The common misconception about Robert Frost's poem The Road Not Taken is that Frost is advocating becoming a non-conformist and telling people that when they are confronted with one of two (or any number) of choices to pick "the one less traveled by," the unconventional one, and to reject the normal way of doing things.

The meaning behind Frost's poem is not that the narrator of the work takes "the one less traveled by," because as he even previously admits, the two roads had both been traveled "really about the same."

The point of the poem is presented most clearly in the last 3 lines. The narrator is the one who makes the choice and says that "I - I took the one less traveled by, and that has made all the difference." The fact that the narrator made a choice, and made it on his own is what matters; which path he chose means nothing.

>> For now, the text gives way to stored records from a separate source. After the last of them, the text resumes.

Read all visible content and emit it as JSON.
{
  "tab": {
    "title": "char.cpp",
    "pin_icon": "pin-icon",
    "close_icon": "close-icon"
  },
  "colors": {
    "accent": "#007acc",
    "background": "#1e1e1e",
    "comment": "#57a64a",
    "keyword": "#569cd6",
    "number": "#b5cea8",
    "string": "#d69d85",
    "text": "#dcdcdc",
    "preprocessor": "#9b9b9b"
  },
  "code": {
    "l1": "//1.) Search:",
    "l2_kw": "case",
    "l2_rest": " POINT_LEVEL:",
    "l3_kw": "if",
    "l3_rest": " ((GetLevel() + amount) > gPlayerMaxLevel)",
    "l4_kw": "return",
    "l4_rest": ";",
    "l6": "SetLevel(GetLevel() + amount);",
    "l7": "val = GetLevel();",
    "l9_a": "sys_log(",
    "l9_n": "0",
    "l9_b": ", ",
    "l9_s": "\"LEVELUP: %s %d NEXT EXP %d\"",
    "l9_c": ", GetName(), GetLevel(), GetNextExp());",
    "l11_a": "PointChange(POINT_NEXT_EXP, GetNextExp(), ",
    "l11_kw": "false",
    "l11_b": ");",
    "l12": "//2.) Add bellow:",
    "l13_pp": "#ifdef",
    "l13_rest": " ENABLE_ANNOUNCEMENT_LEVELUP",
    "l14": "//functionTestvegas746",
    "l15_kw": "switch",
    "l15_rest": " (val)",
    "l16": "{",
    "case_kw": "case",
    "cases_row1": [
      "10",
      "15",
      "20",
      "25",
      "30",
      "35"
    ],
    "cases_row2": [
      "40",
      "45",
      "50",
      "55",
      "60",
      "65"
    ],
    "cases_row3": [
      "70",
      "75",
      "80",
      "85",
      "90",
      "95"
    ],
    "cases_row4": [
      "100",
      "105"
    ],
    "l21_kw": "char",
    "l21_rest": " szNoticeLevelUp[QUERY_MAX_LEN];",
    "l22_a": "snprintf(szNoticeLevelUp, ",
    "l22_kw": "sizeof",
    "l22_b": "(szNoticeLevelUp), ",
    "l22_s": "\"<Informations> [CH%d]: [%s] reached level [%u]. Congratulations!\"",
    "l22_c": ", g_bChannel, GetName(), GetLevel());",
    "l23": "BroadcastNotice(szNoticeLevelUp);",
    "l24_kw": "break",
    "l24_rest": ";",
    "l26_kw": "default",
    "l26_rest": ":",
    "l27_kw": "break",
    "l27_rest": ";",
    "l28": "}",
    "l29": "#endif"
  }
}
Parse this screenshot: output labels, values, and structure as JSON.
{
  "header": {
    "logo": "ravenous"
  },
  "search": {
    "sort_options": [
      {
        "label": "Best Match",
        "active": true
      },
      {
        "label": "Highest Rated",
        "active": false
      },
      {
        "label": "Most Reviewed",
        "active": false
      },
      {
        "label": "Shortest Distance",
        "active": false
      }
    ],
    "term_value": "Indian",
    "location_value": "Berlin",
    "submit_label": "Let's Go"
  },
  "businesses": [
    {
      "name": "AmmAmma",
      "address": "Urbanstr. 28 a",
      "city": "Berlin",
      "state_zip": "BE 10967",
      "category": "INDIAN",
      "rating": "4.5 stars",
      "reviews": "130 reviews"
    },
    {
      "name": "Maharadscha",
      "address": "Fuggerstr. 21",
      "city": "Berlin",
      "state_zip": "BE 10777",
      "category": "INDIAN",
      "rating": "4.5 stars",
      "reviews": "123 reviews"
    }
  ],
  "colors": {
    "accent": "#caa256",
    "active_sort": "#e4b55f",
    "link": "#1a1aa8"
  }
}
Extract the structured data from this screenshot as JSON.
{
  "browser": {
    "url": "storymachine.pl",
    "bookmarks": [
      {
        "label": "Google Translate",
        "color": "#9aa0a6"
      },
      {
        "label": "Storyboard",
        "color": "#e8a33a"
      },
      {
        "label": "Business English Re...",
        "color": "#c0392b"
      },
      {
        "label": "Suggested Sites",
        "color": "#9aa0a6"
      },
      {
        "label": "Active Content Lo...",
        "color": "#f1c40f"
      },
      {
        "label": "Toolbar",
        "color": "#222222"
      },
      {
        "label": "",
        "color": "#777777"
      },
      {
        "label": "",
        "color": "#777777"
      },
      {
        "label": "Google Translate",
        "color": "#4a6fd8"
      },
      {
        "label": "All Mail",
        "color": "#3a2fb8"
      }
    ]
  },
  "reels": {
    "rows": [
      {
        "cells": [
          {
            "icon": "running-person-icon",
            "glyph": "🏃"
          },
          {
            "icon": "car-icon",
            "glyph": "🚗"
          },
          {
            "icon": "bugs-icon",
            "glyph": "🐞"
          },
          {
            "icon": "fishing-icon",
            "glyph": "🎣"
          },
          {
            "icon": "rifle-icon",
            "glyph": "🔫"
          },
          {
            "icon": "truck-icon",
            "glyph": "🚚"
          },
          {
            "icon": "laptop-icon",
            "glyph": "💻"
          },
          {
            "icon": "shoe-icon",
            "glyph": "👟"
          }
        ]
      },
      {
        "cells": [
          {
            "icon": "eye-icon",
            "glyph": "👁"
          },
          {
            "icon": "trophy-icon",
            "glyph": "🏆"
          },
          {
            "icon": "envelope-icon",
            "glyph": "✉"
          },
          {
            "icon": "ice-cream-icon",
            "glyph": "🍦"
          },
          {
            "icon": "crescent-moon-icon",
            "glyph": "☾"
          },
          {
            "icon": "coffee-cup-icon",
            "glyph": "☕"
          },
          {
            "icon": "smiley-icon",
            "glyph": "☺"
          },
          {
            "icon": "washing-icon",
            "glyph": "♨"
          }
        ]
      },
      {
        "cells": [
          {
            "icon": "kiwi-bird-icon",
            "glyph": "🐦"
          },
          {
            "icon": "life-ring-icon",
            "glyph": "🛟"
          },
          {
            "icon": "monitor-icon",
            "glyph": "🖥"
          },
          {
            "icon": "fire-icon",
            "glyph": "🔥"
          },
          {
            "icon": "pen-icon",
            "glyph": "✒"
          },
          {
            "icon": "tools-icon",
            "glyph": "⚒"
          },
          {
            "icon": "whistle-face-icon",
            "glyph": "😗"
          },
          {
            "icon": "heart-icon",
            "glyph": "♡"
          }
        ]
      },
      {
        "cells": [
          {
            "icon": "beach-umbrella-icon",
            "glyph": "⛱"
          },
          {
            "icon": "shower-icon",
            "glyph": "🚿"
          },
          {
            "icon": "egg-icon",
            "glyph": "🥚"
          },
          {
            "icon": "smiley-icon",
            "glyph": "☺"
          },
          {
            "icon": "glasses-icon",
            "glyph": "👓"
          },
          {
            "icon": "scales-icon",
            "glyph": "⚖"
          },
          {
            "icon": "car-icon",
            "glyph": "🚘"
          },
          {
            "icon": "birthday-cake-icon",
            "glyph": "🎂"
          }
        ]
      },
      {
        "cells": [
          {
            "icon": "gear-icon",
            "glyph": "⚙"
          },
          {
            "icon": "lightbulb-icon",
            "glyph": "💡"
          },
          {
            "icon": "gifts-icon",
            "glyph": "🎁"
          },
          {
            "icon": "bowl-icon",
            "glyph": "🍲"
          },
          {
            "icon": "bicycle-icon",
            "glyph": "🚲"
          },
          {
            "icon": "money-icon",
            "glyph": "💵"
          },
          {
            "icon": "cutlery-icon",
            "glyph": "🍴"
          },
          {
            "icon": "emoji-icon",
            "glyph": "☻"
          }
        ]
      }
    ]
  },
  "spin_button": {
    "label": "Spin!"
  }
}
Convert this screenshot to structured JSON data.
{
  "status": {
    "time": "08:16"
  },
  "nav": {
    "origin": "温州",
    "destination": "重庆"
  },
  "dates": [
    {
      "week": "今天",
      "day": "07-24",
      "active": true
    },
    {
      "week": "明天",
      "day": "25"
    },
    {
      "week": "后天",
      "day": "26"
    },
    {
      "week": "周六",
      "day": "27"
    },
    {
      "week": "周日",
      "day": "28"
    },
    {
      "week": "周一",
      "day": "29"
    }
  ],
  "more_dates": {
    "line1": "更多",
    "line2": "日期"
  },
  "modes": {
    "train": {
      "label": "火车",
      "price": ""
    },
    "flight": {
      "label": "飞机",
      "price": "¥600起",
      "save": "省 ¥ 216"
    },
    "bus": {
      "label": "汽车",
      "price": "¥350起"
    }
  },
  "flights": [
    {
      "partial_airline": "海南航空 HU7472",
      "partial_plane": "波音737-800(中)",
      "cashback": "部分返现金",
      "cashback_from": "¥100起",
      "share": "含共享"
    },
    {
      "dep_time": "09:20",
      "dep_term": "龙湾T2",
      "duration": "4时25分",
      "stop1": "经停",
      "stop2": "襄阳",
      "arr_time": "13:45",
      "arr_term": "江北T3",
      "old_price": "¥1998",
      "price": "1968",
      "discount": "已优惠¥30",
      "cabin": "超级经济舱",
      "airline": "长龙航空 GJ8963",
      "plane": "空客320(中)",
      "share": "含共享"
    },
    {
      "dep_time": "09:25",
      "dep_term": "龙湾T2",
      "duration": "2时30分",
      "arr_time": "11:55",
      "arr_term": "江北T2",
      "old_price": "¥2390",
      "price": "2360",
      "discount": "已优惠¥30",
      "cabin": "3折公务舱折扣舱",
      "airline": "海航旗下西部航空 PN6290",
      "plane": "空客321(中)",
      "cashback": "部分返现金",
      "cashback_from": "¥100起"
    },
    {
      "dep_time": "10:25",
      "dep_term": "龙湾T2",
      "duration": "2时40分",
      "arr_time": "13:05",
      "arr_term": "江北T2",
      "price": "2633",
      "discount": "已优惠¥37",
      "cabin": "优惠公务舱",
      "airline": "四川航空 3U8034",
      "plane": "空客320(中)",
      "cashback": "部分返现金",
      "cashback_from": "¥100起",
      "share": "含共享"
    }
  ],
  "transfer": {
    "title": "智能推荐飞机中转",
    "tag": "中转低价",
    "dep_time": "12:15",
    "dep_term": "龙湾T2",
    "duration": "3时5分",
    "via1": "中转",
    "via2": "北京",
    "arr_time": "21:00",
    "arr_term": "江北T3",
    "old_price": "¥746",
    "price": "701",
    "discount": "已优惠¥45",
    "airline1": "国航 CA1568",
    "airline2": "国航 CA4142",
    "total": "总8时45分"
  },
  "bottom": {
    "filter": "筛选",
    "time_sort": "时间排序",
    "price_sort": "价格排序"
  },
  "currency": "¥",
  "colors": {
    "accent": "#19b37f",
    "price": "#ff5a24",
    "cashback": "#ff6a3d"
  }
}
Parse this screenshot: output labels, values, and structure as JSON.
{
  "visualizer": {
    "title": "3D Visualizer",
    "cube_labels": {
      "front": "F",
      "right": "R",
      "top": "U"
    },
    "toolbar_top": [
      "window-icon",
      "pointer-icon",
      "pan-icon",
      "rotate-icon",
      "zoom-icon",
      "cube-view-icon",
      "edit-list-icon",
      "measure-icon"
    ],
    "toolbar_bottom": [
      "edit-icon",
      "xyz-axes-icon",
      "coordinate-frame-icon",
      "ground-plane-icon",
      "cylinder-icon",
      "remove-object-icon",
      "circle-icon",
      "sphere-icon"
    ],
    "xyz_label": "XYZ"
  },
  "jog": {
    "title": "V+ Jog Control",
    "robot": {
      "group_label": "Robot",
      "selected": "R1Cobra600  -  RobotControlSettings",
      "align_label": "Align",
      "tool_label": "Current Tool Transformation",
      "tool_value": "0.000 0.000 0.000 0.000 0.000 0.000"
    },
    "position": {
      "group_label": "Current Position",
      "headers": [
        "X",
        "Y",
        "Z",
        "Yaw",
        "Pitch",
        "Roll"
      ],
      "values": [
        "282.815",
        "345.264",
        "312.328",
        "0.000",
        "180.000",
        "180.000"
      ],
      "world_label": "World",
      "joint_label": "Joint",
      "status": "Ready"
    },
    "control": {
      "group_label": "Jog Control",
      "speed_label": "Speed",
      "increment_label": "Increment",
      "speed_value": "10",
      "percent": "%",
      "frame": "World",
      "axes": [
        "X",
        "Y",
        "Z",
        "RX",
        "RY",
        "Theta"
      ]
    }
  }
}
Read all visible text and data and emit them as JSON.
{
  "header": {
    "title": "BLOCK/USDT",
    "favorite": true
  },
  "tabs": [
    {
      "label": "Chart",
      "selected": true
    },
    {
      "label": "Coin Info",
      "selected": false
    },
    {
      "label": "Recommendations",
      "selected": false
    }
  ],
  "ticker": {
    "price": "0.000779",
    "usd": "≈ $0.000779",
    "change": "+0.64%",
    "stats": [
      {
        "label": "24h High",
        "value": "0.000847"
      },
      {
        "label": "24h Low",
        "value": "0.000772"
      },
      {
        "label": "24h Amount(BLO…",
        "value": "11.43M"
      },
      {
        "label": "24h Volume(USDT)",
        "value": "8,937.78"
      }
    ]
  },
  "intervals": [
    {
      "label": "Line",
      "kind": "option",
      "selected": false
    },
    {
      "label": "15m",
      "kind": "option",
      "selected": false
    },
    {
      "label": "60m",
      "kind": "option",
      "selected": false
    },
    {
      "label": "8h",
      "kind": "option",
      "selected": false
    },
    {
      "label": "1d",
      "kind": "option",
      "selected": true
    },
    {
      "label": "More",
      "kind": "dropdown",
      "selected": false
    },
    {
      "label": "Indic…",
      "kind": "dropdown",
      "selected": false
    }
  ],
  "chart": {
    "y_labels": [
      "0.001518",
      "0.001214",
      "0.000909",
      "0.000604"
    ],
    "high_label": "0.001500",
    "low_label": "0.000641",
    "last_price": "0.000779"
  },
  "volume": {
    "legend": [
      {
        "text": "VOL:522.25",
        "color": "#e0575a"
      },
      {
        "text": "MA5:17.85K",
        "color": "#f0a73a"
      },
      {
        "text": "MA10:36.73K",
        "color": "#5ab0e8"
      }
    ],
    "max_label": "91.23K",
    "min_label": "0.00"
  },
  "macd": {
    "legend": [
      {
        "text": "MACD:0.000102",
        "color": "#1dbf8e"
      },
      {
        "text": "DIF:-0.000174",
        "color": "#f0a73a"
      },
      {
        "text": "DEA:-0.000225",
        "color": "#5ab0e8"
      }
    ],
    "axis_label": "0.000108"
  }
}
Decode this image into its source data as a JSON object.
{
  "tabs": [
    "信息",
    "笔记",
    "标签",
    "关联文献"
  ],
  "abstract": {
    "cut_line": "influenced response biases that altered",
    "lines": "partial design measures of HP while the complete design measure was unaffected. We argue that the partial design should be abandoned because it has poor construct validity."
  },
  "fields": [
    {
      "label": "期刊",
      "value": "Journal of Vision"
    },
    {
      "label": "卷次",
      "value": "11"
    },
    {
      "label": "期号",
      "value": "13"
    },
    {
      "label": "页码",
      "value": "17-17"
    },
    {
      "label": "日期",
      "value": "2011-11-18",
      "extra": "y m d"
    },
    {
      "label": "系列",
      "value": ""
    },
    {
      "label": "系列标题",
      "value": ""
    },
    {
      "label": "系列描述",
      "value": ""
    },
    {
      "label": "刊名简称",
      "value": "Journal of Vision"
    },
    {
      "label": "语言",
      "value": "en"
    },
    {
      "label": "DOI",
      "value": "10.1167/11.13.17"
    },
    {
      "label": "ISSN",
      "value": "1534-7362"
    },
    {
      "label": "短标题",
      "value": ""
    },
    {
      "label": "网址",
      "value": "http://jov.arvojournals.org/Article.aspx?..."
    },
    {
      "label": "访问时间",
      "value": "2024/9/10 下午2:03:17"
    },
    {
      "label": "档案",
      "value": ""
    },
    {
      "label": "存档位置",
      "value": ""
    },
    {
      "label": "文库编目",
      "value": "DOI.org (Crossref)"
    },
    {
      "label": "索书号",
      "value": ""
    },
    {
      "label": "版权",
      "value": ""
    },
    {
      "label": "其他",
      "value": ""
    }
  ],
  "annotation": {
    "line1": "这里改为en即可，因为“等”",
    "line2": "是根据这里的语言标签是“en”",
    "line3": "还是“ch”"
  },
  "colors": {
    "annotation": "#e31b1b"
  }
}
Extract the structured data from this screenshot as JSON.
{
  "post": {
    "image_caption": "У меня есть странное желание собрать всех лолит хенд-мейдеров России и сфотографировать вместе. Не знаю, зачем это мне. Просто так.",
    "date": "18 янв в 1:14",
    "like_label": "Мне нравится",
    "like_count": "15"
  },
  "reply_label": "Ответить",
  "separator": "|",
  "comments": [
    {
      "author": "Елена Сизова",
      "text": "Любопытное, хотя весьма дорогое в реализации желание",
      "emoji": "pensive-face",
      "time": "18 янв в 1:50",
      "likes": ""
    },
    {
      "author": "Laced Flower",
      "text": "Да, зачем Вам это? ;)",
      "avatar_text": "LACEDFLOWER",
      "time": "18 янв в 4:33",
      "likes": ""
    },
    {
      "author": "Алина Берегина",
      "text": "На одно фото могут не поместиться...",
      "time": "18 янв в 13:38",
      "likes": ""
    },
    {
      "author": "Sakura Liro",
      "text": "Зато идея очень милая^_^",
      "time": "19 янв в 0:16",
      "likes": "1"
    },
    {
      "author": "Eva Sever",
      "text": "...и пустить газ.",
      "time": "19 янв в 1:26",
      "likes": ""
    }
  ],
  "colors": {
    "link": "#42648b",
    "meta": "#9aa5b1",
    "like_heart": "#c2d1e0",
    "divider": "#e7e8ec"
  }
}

Frost also presents the self-doubt that the narrator feels immediately after having made his choice. The narrator spends days as he is walking along the path of his choice constantly thinking of what might have been had he walked down the other path. This is representative of the way in which people tend to look back to think about how things might have been so much better had they only made one choice differently so many years ago. Yet the narrator of Frost's poem is obviously somewhere in the future lamenting on the choice that he made, and he has made the realization that it never mattered which path he chose, because no one can know what good or bad things may have happened if they had made one choice differently. Frost realizes this and tries to tell us, through his poem, that we should not waste our time reliving past choices and second-guessing ourselves. We should be proud that we stood up and made a choice. We have all (hopefully) made choices that we knew would influence the rest of our lives (wheather we knew it at the time or in hindsight) and it is the fact that we have made a choice that "has made all the difference."